There were conflicts in the Valley in the spring of 1864 (including the famed Battle of New Market), but we’re going to focus on the situation in the autumn. During the summer Confederate General Jubal Early and his army had marched north and actually fired some shots toward the fortifications protecting Washington City (District of Columbia).

Frustrated by the raid and the audacity of the Confederates, General Ulysses Grant – commander of all Union armies – put General Philip Sheridan in command of the Army of the Shenandoah, which was a combination of infantry and cavalry divisions. Grant gave orders for Sheridan to follow Early “to the death.

Map of the Shenandoah Valley Campaign in Autumn 1864 Attribution: Map by Hal Jespersen, www.cwmaps.com

Map of the Shenandoah Valley Campaign in Autumn 1864
Attribution: Map by Hal Jespersen, http://www.cwmaps.com

1. Sheridan Enters the Valley

In the early autumn Sheridan was ready. A series of relatively small scale battles were fought between August 16 and September 4 in the region between the Potomac River and the town of Winchester. They are traditionally called Guard Hill, Summit Point, Smithfield Crossing, and Berryville. The Battle of Berryville opened the road toward Winchester as the Confederates retreated to that town. (Winchester was the largest town in the northern end of the Valley).

The Confederate defense of the Valley was not going well.

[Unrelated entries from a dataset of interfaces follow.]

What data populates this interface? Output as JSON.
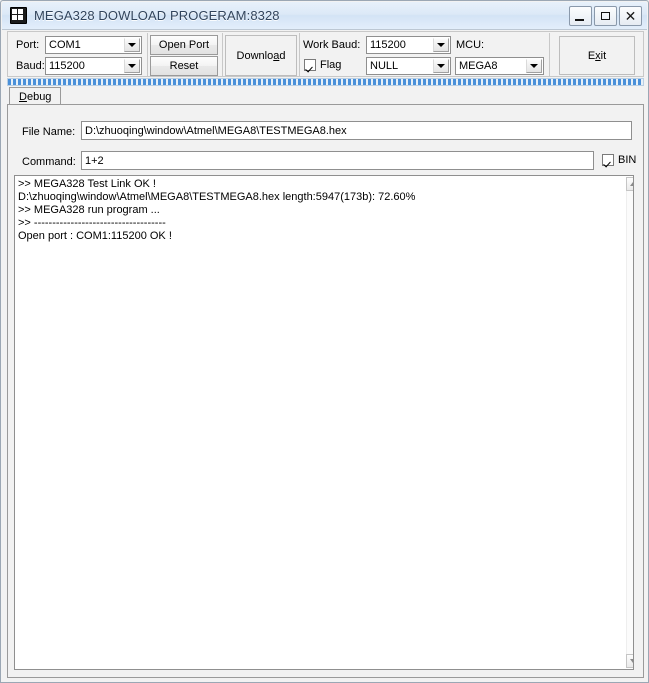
{
  "window": {
    "title": "MEGA328 DOWLOAD PROGERAM:8328",
    "icon": "chip-icon",
    "buttons": {
      "minimize": "minimize-icon",
      "maximize": "maximize-icon",
      "close": "close-icon"
    }
  },
  "toolbar": {
    "port_label": "Port:",
    "port_value": "COM1",
    "baud_label": "Baud:",
    "baud_value": "115200",
    "open_port_label": "Open Port",
    "reset_label": "Reset",
    "download_label_pre": "Downlo",
    "download_label_accel": "a",
    "download_label_post": "d",
    "work_baud_label": "Work Baud:",
    "work_baud_value": "115200",
    "flag_label": "Flag",
    "flag_checked": true,
    "flag_mode_value": "NULL",
    "mcu_label": "MCU:",
    "mcu_value": "MEGA8",
    "exit_label_pre": "E",
    "exit_label_accel": "x",
    "exit_label_post": "it"
  },
  "tabs": [
    {
      "label_accel": "D",
      "label_rest": "ebug",
      "selected": true
    }
  ],
  "form": {
    "file_name_label": "File Name:",
    "file_name_value": "D:\\zhuoqing\\window\\Atmel\\MEGA8\\TESTMEGA8.hex",
    "command_label": "Command:",
    "command_value": "1+2",
    "bin_label": "BIN",
    "bin_checked": true
  },
  "log": {
    "lines": [
      ">> MEGA328 Test Link OK !",
      "D:\\zhuoqing\\window\\Atmel\\MEGA8\\TESTMEGA8.hex length:5947(173b): 72.60%",
      ">> MEGA328 run program ...",
      ">> ------------------------------------",
      "Open port : COM1:115200 OK !"
    ]
  },
  "scrollbar": {
    "up": "scroll-up-icon",
    "down": "scroll-down-icon"
  },
  "colors": {
    "accent": "#4a90d9",
    "title_text": "#31445c",
    "window_bg": "#f2f2f2",
    "field_bg": "#ffffff"
  }
}
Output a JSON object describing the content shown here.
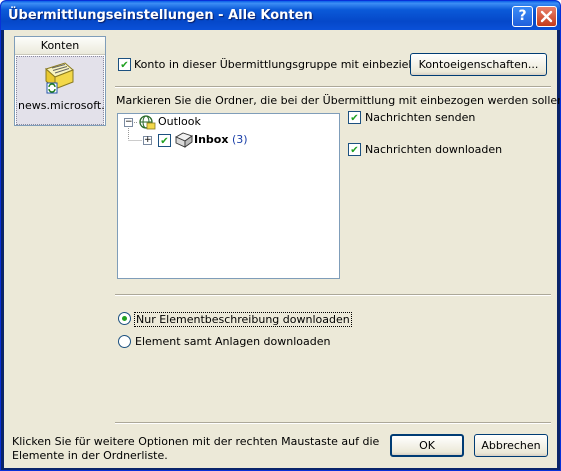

Though they had managed to delay the Union army for almost a month, the gray-clad soldiers were still forced to retreat. For many a retreat with total defeat looming on the horizon was something they had never considered.

2. The Decisive Battles

The 3rd Battle of Winchester (sometimes called the Battle of Opequon) was fought on September 19, 1864. The Union attacked, the Confederates defended. Sheridan cleared away wagon trains hindering the advance of his troops, and, ultimately, his army swept the field. The Confederates retreated through Winchester; for many this was the first time their lines had broken into a disorderly retreat. Early lost 1/4 of his army, including the service of five high ranking officers. The Confederates withdrew to Fisher’s Hill, approximately 22 miles to the south.

The Union army followed. In the Battle of Fisher’s Hill on September 21-22, 1864, Sheridan devised several flank attacks and, once again, the Confederates were forced to retreat. At this battle Sheridan had approximately 30,000 troops and the Confederates had less than 10,000. Five Union soldiers received the Medal of Honor for their actions at Fisher’s Hill.

General Early and his army retreated a long 60 miles to the town of Waynesboro, leaving the entire northern area of the Valley open to raids and destruction. Early had tried his best, but there were simply too many enemy soldiers and too many casualties for a continued defense at this time.

3. The Outcome

With many miles of farmland virtually undefended, Sheridan could unleash his cavalry to destroy the crops and cripple the agricultural society by burning mills. This time is Shenandoah history is simply called “The Burning.” Confederate cavalry tried to retaliate using guerilla tactics, but ultimately over 400 square miles of the Valley would be left blackened and desolate.

4. Conclusion

Though the Confederate army desperately resisted, there were outnumbered and overwhelmed. General Sheridan’s relentless “press forward” tactics wore down the already weary Southerners. Sheridan and army gained possession of the Shenandoah Valley and though they would make stubborn attempts, the Confederates would never regain this land.

A former defender of the Valley for the Confederate was General “Stonewall” Jackson. He said, “If the Valley is Lost, Virginia is Lost.” With the Shenandoah Valley firmly in the Union grasp, Virginia and the Confederacy faced numbered days.

Oh, but this isn’t the final conclusion – we still have two more weeks. Next week we’ll discuss The Burning and an unpleasant surprise for Mr. Sheridan, and then conclude with an examination of the total war strategy that the Union employed and its harsh effects on civilians.

Your Historian,

Miss Sarah

P.S. I’m off to a Civil War Re-enactment this weekend – not attending in living history character, but going on a research trip. I’ll probably share some photos and maybe a short list of new CW facts that I learned. But for now I need to go pack my backpack… see ya’ll later!